Yes, for one thing, whatever debt raised by the Airport Authority will be guaranteed by the Hong Kong government. If the project doesn’t pay back, Hong Kong taxpayers will have to subsidize it later.

Immediately, the Airport Authority is considering the suspension of the around HK$5B/year dividend payment to the Hong Kong government. Local residents ought prepare to shoulder up more taxes to fill in the HK$5B hole, and more directly, to pay more airport tax upcoming.

With the congestion of the two runways now, we have little objection to building a third runway, if the environment is taken into account. However, we should not be robbed.
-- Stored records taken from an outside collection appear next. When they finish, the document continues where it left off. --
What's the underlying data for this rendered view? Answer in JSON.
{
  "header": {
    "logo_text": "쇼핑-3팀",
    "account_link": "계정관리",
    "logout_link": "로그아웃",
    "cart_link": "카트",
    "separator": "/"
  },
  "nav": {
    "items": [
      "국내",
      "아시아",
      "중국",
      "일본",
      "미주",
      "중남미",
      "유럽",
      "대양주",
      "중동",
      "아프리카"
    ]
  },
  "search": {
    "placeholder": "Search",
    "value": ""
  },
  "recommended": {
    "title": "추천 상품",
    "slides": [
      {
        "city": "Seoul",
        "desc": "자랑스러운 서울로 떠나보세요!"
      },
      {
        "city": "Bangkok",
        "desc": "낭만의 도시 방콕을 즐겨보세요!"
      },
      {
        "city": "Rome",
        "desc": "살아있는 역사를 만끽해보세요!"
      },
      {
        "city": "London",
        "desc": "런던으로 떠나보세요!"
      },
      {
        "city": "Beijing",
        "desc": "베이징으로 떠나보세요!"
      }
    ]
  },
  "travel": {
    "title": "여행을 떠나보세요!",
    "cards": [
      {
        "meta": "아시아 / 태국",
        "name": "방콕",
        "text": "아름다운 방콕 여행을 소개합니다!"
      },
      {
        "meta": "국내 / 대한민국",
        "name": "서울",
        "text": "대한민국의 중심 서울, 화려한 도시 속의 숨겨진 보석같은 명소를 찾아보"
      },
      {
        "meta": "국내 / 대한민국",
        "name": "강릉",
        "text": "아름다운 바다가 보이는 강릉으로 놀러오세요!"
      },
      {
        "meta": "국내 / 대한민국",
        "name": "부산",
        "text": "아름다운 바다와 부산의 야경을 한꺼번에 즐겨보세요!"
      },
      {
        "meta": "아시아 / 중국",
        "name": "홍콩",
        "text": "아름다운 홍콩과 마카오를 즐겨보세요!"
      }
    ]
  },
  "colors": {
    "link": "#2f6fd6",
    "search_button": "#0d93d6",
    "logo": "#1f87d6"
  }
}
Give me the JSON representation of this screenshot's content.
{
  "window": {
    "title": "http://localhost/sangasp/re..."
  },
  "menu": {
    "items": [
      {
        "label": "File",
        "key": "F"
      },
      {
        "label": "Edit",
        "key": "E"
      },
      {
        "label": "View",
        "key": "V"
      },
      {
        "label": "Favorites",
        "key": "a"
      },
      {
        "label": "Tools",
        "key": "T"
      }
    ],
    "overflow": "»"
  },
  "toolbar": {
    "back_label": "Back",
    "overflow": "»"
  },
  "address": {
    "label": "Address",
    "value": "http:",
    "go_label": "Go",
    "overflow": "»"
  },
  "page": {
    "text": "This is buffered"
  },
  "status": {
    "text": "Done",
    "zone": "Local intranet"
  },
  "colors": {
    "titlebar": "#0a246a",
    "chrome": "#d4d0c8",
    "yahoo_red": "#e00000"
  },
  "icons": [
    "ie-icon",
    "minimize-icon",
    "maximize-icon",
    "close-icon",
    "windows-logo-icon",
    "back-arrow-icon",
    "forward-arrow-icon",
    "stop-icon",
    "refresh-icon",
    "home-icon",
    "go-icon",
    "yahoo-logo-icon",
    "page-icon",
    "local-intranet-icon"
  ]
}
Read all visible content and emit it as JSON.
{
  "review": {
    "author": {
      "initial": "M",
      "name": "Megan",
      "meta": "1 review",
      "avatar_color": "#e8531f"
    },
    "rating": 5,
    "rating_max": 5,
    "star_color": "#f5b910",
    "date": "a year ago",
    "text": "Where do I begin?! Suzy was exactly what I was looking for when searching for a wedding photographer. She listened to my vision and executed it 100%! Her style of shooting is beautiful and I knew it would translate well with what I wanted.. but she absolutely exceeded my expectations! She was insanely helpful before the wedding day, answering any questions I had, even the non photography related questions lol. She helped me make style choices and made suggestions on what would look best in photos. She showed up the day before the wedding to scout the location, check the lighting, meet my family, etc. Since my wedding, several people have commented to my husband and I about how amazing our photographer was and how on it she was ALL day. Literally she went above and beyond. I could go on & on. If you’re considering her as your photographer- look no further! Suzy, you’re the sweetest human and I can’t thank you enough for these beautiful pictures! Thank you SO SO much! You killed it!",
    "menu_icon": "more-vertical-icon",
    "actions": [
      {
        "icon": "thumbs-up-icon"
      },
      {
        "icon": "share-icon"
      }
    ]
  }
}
HK$140B is not only unreasonable, but downright robbery by vested interests. Just wonder, is this what the HK$50M paid to CY Leung is for? Or is this another “gift” to Chinese construction companies that will be ultimately given a piece of the pie, and come back later to claim their “love” for Hong Kong without mentioning how much they’ve earned during the process? HongKongers have already been overpaying for water. Now, they want more.

One of our group members foresees that we will end up being made to buy airspace from China in order to fully utilise the third runway. Water and construction are just the beginning. Prepare to be asked for showing more gratitude to the motherland.

FrontlineTechWorkers is formed by a group of IT practitioners with the aim to consolidate voices from IT workers on policy discussion in Hong Kong.